** EXERCISE DIRECTIONS **
Give the data back exactly as it stands.

** INFORMATION SHOWN **
━━━━━━━━━━━━━━━━━━━━

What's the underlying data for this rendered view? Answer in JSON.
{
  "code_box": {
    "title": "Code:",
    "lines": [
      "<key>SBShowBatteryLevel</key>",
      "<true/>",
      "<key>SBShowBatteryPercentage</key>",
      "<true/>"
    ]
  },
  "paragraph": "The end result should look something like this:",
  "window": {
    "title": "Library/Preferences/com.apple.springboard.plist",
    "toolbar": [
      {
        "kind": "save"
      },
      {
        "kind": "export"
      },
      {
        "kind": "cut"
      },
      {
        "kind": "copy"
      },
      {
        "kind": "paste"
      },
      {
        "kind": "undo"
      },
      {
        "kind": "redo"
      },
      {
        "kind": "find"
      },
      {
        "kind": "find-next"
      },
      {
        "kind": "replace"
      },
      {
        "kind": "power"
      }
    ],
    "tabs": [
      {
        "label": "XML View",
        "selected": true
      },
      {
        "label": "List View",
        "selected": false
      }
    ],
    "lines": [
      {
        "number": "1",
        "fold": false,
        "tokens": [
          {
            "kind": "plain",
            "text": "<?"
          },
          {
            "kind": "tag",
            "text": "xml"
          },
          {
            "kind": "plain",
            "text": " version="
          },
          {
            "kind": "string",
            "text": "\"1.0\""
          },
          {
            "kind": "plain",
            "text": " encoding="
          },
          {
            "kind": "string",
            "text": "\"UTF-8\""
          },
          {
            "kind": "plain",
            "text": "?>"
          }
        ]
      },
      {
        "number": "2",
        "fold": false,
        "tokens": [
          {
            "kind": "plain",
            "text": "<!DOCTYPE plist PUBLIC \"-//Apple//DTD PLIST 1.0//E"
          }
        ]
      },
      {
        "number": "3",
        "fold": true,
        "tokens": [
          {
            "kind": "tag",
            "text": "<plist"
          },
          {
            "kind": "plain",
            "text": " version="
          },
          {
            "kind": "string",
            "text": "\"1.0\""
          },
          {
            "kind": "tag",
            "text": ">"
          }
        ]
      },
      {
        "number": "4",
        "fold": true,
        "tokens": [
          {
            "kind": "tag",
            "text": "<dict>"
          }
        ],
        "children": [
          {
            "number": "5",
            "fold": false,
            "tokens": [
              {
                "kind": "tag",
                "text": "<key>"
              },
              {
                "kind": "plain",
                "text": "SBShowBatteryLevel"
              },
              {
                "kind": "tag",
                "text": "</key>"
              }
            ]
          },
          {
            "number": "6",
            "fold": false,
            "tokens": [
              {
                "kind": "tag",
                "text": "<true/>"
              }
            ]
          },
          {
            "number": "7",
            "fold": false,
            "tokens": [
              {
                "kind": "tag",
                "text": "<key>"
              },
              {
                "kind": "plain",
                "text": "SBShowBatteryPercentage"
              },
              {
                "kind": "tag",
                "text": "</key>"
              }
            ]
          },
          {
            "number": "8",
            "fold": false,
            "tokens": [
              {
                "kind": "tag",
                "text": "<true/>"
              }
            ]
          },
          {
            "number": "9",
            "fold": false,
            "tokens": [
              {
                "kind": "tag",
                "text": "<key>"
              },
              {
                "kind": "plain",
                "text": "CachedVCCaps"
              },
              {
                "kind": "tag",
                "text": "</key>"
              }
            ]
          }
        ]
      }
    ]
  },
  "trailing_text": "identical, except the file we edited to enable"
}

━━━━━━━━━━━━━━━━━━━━

** ANSWER FOR THIS EXERCISE **
What's the underlying data for this rendered view? Answer in JSON.
{
  "code_box": {
    "title": "Code:",
    "lines": [
      "<key>SBShowBatteryLevel</key>",
      "<true/>",
      "<key>SBShowBatteryPercentage</key>",
      "<true/>"
    ]
  },
  "paragraph": "The end result should look something like this:",
  "window": {
    "title": "Library/Preferences/com.apple.springboard.plist",
    "toolbar": [
      {
        "kind": "save"
      },
      {
        "kind": "export"
      },
      {
        "kind": "cut"
      },
      {
        "kind": "copy"
      },
      {
        "kind": "paste"
      },
      {
        "kind": "undo"
      },
      {
        "kind": "redo"
      },
      {
        "kind": "find"
      },
      {
        "kind": "find-next"
      },
      {
        "kind": "replace"
      },
      {
        "kind": "power"
      }
    ],
    "tabs": [
      {
        "label": "XML View",
        "selected": true
      },
      {
        "label": "List View",
        "selected": false
      }
    ],
    "lines": [
      {
        "number": "1",
        "fold": false,
        "tokens": [
          {
            "kind": "plain",
            "text": "<?"
          },
          {
            "kind": "tag",
            "text": "xml"
          },
          {
            "kind": "plain",
            "text": " version="
          },
          {
            "kind": "string",
            "text": "\"1.0\""
          },
          {
            "kind": "plain",
            "text": " encoding="
          },
          {
            "kind": "string",
            "text": "\"UTF-8\""
          },
          {
            "kind": "plain",
            "text": "?>"
          }
        ]
      },
      {
        "number": "2",
        "fold": false,
        "tokens": [
          {
            "kind": "plain",
            "text": "<!DOCTYPE plist PUBLIC \"-//Apple//DTD PLIST 1.0//E"
          }
        ]
      },
      {
        "number": "3",
        "fold": true,
        "tokens": [
          {
            "kind": "tag",
            "text": "<plist"
          },
          {
            "kind": "plain",
            "text": " version="
          },
          {
            "kind": "string",
            "text": "\"1.0\""
          },
          {
            "kind": "tag",
            "text": ">"
          }
        ]
      },
      {
        "number": "4",
        "fold": true,
        "tokens": [
          {
            "kind": "tag",
            "text": "<dict>"
          }
        ],
        "children": [
          {
            "number": "5",
            "fold": false,
            "tokens": [
              {
                "kind": "tag",
                "text": "<key>"
              },
              {
                "kind": "plain",
                "text": "SBShowBatteryLevel"
              },
              {
                "kind": "tag",
                "text": "</key>"
              }
            ]
          },
          {
            "number": "6",
            "fold": false,
            "tokens": [
              {
                "kind": "tag",
                "text": "<true/>"
              }
            ]
          },
          {
            "number": "7",
            "fold": false,
            "tokens": [
              {
                "kind": "tag",
                "text": "<key>"
              },
              {
                "kind": "plain",
                "text": "SBShowBatteryPercentage"
              },
              {
                "kind": "tag",
                "text": "</key>"
              }
            ]
          },
          {
            "number": "8",
            "fold": false,
            "tokens": [
              {
                "kind": "tag",
                "text": "<true/>"
              }
            ]
          },
          {
            "number": "9",
            "fold": false,
            "tokens": [
              {
                "kind": "tag",
                "text": "<key>"
              },
              {
                "kind": "plain",
                "text": "CachedVCCaps"
              },
              {
                "kind": "tag",
                "text": "</key>"
              }
            ]
          }
        ]
      }
    ]
  },
  "trailing_text": "identical, except the file we edited to enable"
}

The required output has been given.